“It hasn’t been as bad as everybody’s making out and of course one has to accept that we don’t seem to be able to handle the media pressure that well when we go to a World Cup or international tournament.
“We seem to manage it pretty well week-in, week-out in the Premier League but when it comes to an international tournament, the pressure builds up.

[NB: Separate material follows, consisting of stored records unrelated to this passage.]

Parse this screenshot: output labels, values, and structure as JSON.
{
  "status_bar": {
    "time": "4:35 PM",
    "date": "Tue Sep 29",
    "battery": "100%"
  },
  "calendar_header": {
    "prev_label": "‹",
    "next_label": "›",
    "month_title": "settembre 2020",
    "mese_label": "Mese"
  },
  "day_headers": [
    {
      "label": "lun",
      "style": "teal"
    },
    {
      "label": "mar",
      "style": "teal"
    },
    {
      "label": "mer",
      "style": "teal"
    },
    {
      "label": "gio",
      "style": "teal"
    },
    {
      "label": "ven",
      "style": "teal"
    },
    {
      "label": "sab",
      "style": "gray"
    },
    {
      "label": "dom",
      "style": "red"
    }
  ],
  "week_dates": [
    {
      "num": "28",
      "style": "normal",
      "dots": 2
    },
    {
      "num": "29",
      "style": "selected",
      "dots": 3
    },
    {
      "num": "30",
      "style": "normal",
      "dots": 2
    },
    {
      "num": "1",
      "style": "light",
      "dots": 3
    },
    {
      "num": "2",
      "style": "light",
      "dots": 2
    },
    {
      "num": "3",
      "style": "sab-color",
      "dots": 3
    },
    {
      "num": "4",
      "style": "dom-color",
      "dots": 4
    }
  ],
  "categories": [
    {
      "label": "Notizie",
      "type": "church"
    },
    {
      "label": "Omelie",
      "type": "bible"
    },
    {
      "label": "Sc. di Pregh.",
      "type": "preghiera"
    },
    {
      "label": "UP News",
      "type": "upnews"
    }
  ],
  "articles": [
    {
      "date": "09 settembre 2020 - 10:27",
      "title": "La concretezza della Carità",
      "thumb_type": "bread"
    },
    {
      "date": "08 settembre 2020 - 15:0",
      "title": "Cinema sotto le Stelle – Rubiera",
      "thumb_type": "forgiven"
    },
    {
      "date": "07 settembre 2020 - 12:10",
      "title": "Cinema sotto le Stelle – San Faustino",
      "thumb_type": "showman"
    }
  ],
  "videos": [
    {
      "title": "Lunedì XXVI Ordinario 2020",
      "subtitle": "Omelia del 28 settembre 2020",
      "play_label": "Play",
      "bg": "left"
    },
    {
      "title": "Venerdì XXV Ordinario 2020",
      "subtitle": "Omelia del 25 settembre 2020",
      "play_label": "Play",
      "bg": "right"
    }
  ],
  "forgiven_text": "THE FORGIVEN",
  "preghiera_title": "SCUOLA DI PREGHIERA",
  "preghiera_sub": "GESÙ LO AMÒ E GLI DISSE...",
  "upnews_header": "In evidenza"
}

“We even saw one or two cracks in Fabio Capello’s armour – a great man and a great coach – when he came under pressure at the World Cup.”